◆ Given information
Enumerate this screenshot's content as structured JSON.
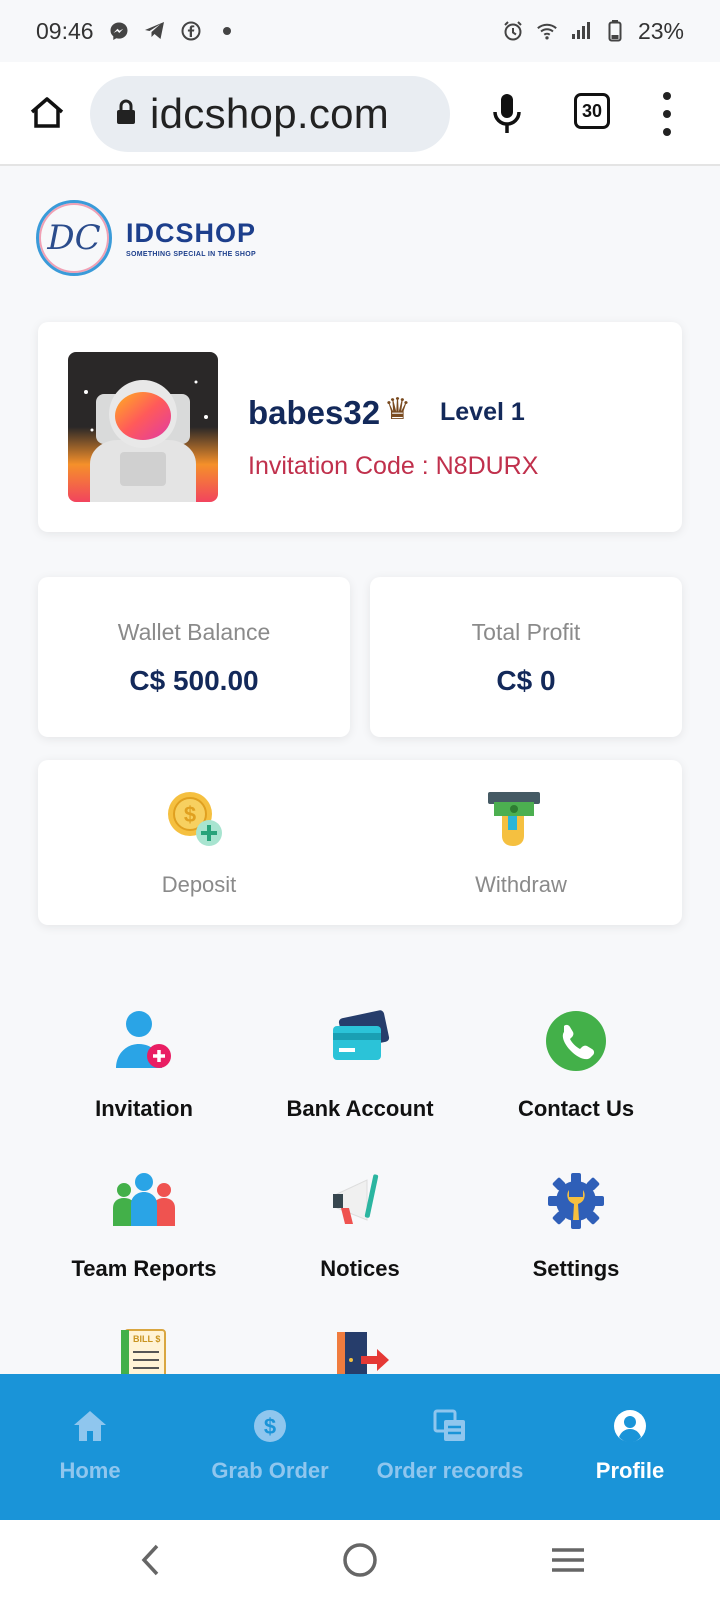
{
  "status_bar": {
    "time": "09:46",
    "battery": "23%",
    "icons": [
      "messenger-icon",
      "telegram-icon",
      "facebook-icon",
      "dot-icon",
      "alarm-icon",
      "wifi-icon",
      "signal-icon",
      "battery-icon"
    ]
  },
  "browser": {
    "url": "idcshop.com",
    "tab_count": "30",
    "icons": [
      "home-icon",
      "lock-icon",
      "mic-icon",
      "tabs-icon",
      "more-icon"
    ]
  },
  "logo": {
    "monogram": "DC",
    "name": "IDCSHOP",
    "tagline": "SOMETHING SPECIAL IN THE SHOP"
  },
  "profile": {
    "username": "babes32",
    "crown": "♛",
    "level": "Level 1",
    "invitation_code": "Invitation Code : N8DURX"
  },
  "balances": {
    "wallet_label": "Wallet Balance",
    "wallet_value": "C$ 500.00",
    "profit_label": "Total Profit",
    "profit_value": "C$ 0"
  },
  "actions": {
    "deposit": "Deposit",
    "withdraw": "Withdraw"
  },
  "menu": [
    {
      "label": "Invitation",
      "icon": "add-user-icon"
    },
    {
      "label": "Bank Account",
      "icon": "bank-card-icon"
    },
    {
      "label": "Contact Us",
      "icon": "phone-icon"
    },
    {
      "label": "Team Reports",
      "icon": "team-icon"
    },
    {
      "label": "Notices",
      "icon": "megaphone-icon"
    },
    {
      "label": "Settings",
      "icon": "settings-icon"
    },
    {
      "label": "",
      "icon": "bill-icon",
      "bill_text": "BILL $"
    },
    {
      "label": "",
      "icon": "logout-icon"
    }
  ],
  "bottom_nav": {
    "home": "Home",
    "grab_order": "Grab Order",
    "order_records": "Order records",
    "profile": "Profile",
    "active": "Profile",
    "color": "#1a94d8"
  },
  "colors": {
    "primary_text": "#13295a",
    "invite_red": "#c0304c",
    "nav_blue": "#1a94d8"
  }
}
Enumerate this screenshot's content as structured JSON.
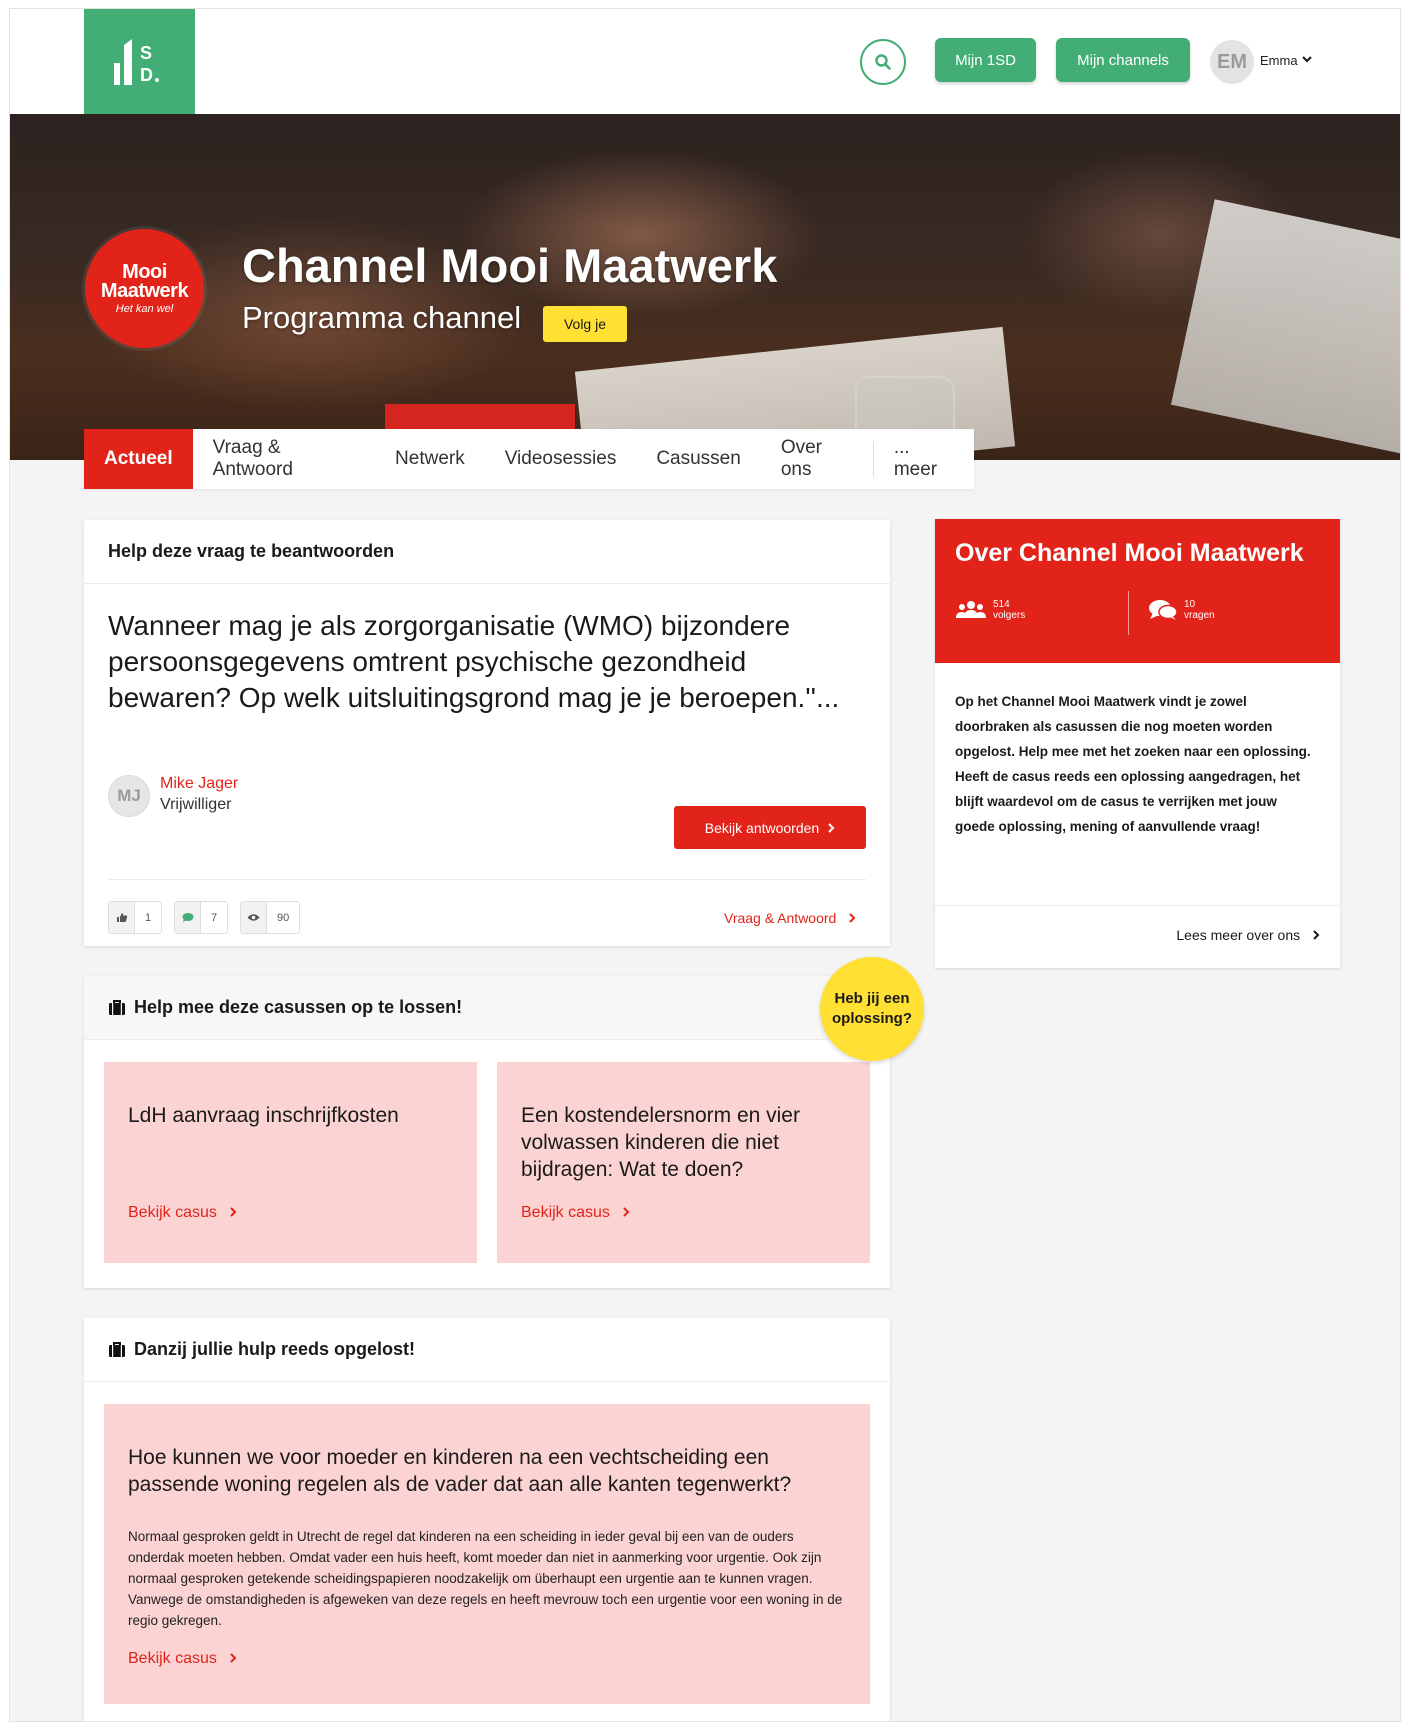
{
  "header": {
    "logo_text": "1SD.",
    "mijn1sd_label": "Mijn 1SD",
    "channels_label": "Mijn channels",
    "user_initials": "EM",
    "user_name": "Emma"
  },
  "hero": {
    "logo_line1": "Mooi",
    "logo_line2": "Maatwerk",
    "logo_tagline": "Het kan wel",
    "title": "Channel Mooi Maatwerk",
    "subtitle": "Programma channel",
    "follow_label": "Volg je"
  },
  "tabs": [
    {
      "label": "Actueel",
      "active": true
    },
    {
      "label": "Vraag & Antwoord"
    },
    {
      "label": "Netwerk"
    },
    {
      "label": "Videosessies"
    },
    {
      "label": "Casussen"
    },
    {
      "label": "Over ons"
    },
    {
      "label": "... meer"
    }
  ],
  "question": {
    "heading": "Help deze vraag te beantwoorden",
    "title": "Wanneer mag je als zorgorganisatie (WMO) bijzondere persoonsgegevens omtrent psychische gezondheid bewaren? Op welk uitsluitingsgrond mag je je beroepen.''...",
    "author_initials": "MJ",
    "author_name": "Mike Jager",
    "author_role": "Vrijwilliger",
    "button_label": "Bekijk antwoorden",
    "likes": "1",
    "comments": "7",
    "views": "90",
    "link_label": "Vraag & Antwoord"
  },
  "solutions": {
    "heading": "Help mee deze casussen op te lossen!",
    "badge_line1": "Heb jij een",
    "badge_line2": "oplossing?",
    "cases": [
      {
        "title": "LdH aanvraag inschrijfkosten",
        "link": "Bekijk casus"
      },
      {
        "title": "Een kostendelersnorm en vier volwassen kinderen die niet bijdragen: Wat te doen?",
        "link": "Bekijk casus"
      }
    ]
  },
  "solved": {
    "heading": "Danzij jullie hulp reeds opgelost!",
    "title": "Hoe kunnen we voor moeder en kinderen na een vechtscheiding een passende woning regelen als de vader dat aan alle kanten tegenwerkt?",
    "body": "Normaal gesproken geldt in Utrecht de regel dat kinderen na een scheiding in ieder geval bij een van de ouders onderdak moeten hebben. Omdat vader een huis heeft, komt moeder dan niet in aanmerking voor urgentie. Ook zijn normaal gesproken getekende scheidingspapieren noodzakelijk om überhaupt een urgentie aan te kunnen vragen. Vanwege de omstandigheden is afgeweken van deze regels en heeft mevrouw toch een urgentie voor een woning in de regio gekregen.",
    "link": "Bekijk casus"
  },
  "about": {
    "title": "Over Channel Mooi Maatwerk",
    "followers_count": "514",
    "followers_label": "volgers",
    "questions_count": "10",
    "questions_label": "vragen",
    "body": "Op het Channel Mooi Maatwerk vindt je zowel doorbraken als casussen die nog moeten worden opgelost. Help mee met het zoeken naar een oplossing. Heeft de casus reeds een oplossing aangedragen, het blijft waardevol om de casus te verrijken met jouw goede oplossing, mening of aanvullende vraag!",
    "link_label": "Lees meer over ons"
  },
  "colors": {
    "brand_green": "#42ad74",
    "brand_red": "#e2231a",
    "case_pink": "#fcd3d3",
    "accent_yellow": "#ffe033"
  }
}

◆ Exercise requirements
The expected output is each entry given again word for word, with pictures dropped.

◆ Answer for this exercise
Enumerate this screenshot's content as structured JSON.
{
  "status_bar": {
    "time": "09:46",
    "battery": "23%",
    "icons": [
      "messenger-icon",
      "telegram-icon",
      "facebook-icon",
      "dot-icon",
      "alarm-icon",
      "wifi-icon",
      "signal-icon",
      "battery-icon"
    ]
  },
  "browser": {
    "url": "idcshop.com",
    "tab_count": "30",
    "icons": [
      "home-icon",
      "lock-icon",
      "mic-icon",
      "tabs-icon",
      "more-icon"
    ]
  },
  "logo": {
    "monogram": "DC",
    "name": "IDCSHOP",
    "tagline": "SOMETHING SPECIAL IN THE SHOP"
  },
  "profile": {
    "username": "babes32",
    "crown": "♛",
    "level": "Level 1",
    "invitation_code": "Invitation Code : N8DURX"
  },
  "balances": {
    "wallet_label": "Wallet Balance",
    "wallet_value": "C$ 500.00",
    "profit_label": "Total Profit",
    "profit_value": "C$ 0"
  },
  "actions": {
    "deposit": "Deposit",
    "withdraw": "Withdraw"
  },
  "menu": [
    {
      "label": "Invitation",
      "icon": "add-user-icon"
    },
    {
      "label": "Bank Account",
      "icon": "bank-card-icon"
    },
    {
      "label": "Contact Us",
      "icon": "phone-icon"
    },
    {
      "label": "Team Reports",
      "icon": "team-icon"
    },
    {
      "label": "Notices",
      "icon": "megaphone-icon"
    },
    {
      "label": "Settings",
      "icon": "settings-icon"
    },
    {
      "label": "",
      "icon": "bill-icon",
      "bill_text": "BILL $"
    },
    {
      "label": "",
      "icon": "logout-icon"
    }
  ],
  "bottom_nav": {
    "home": "Home",
    "grab_order": "Grab Order",
    "order_records": "Order records",
    "profile": "Profile",
    "active": "Profile",
    "color": "#1a94d8"
  },
  "colors": {
    "primary_text": "#13295a",
    "invite_red": "#c0304c",
    "nav_blue": "#1a94d8"
  }
}
Enumerate this screenshot's content as structured JSON.
{
  "header": {
    "logo_text": "1SD.",
    "mijn1sd_label": "Mijn 1SD",
    "channels_label": "Mijn channels",
    "user_initials": "EM",
    "user_name": "Emma"
  },
  "hero": {
    "logo_line1": "Mooi",
    "logo_line2": "Maatwerk",
    "logo_tagline": "Het kan wel",
    "title": "Channel Mooi Maatwerk",
    "subtitle": "Programma channel",
    "follow_label": "Volg je"
  },
  "tabs": [
    {
      "label": "Actueel",
      "active": true
    },
    {
      "label": "Vraag & Antwoord"
    },
    {
      "label": "Netwerk"
    },
    {
      "label": "Videosessies"
    },
    {
      "label": "Casussen"
    },
    {
      "label": "Over ons"
    },
    {
      "label": "... meer"
    }
  ],
  "question": {
    "heading": "Help deze vraag te beantwoorden",
    "title": "Wanneer mag je als zorgorganisatie (WMO) bijzondere persoonsgegevens omtrent psychische gezondheid bewaren? Op welk uitsluitingsgrond mag je je beroepen.''...",
    "author_initials": "MJ",
    "author_name": "Mike Jager",
    "author_role": "Vrijwilliger",
    "button_label": "Bekijk antwoorden",
    "likes": "1",
    "comments": "7",
    "views": "90",
    "link_label": "Vraag & Antwoord"
  },
  "solutions": {
    "heading": "Help mee deze casussen op te lossen!",
    "badge_line1": "Heb jij een",
    "badge_line2": "oplossing?",
    "cases": [
      {
        "title": "LdH aanvraag inschrijfkosten",
        "link": "Bekijk casus"
      },
      {
        "title": "Een kostendelersnorm en vier volwassen kinderen die niet bijdragen: Wat te doen?",
        "link": "Bekijk casus"
      }
    ]
  },
  "solved": {
    "heading": "Danzij jullie hulp reeds opgelost!",
    "title": "Hoe kunnen we voor moeder en kinderen na een vechtscheiding een passende woning regelen als de vader dat aan alle kanten tegenwerkt?",
    "body": "Normaal gesproken geldt in Utrecht de regel dat kinderen na een scheiding in ieder geval bij een van de ouders onderdak moeten hebben. Omdat vader een huis heeft, komt moeder dan niet in aanmerking voor urgentie. Ook zijn normaal gesproken getekende scheidingspapieren noodzakelijk om überhaupt een urgentie aan te kunnen vragen. Vanwege de omstandigheden is afgeweken van deze regels en heeft mevrouw toch een urgentie voor een woning in de regio gekregen.",
    "link": "Bekijk casus"
  },
  "about": {
    "title": "Over Channel Mooi Maatwerk",
    "followers_count": "514",
    "followers_label": "volgers",
    "questions_count": "10",
    "questions_label": "vragen",
    "body": "Op het Channel Mooi Maatwerk vindt je zowel doorbraken als casussen die nog moeten worden opgelost. Help mee met het zoeken naar een oplossing. Heeft de casus reeds een oplossing aangedragen, het blijft waardevol om de casus te verrijken met jouw goede oplossing, mening of aanvullende vraag!",
    "link_label": "Lees meer over ons"
  },
  "colors": {
    "brand_green": "#42ad74",
    "brand_red": "#e2231a",
    "case_pink": "#fcd3d3",
    "accent_yellow": "#ffe033"
  }
}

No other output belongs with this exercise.